Excerpted records -
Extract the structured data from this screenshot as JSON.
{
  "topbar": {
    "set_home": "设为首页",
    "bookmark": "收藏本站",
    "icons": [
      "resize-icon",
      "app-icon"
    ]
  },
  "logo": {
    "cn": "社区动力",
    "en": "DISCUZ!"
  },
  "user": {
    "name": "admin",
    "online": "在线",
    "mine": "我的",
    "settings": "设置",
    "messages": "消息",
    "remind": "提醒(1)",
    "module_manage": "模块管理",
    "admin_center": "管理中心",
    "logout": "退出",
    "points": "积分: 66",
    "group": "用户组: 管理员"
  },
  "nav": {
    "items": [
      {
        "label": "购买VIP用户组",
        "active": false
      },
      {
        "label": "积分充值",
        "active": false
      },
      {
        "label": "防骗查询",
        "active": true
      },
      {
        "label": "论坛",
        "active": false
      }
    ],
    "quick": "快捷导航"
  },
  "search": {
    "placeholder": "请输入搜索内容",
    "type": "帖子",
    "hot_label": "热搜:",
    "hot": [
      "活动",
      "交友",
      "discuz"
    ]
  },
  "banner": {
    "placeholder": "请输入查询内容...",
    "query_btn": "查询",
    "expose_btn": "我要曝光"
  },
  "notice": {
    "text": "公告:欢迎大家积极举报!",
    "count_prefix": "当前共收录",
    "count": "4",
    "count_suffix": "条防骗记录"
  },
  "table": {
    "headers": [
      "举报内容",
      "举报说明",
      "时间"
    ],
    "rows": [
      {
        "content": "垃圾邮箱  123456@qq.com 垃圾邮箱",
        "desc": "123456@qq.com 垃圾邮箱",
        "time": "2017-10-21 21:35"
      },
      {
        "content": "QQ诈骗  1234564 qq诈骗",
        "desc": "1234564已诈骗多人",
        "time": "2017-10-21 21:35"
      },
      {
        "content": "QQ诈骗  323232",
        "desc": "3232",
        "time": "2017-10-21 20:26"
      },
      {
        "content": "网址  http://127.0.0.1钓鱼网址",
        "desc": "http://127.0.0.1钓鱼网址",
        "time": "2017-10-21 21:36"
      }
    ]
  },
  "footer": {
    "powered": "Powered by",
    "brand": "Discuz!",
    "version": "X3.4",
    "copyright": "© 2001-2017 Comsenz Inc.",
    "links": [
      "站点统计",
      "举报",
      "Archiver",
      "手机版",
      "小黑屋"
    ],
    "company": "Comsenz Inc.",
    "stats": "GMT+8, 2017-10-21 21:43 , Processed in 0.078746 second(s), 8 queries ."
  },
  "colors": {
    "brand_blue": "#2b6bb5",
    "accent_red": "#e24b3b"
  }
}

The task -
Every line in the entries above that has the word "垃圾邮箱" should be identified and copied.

Answer to the problem -
        "content": "垃圾邮箱  123456@qq.com 垃圾邮箱",
        "desc": "123456@qq.com 垃圾邮箱",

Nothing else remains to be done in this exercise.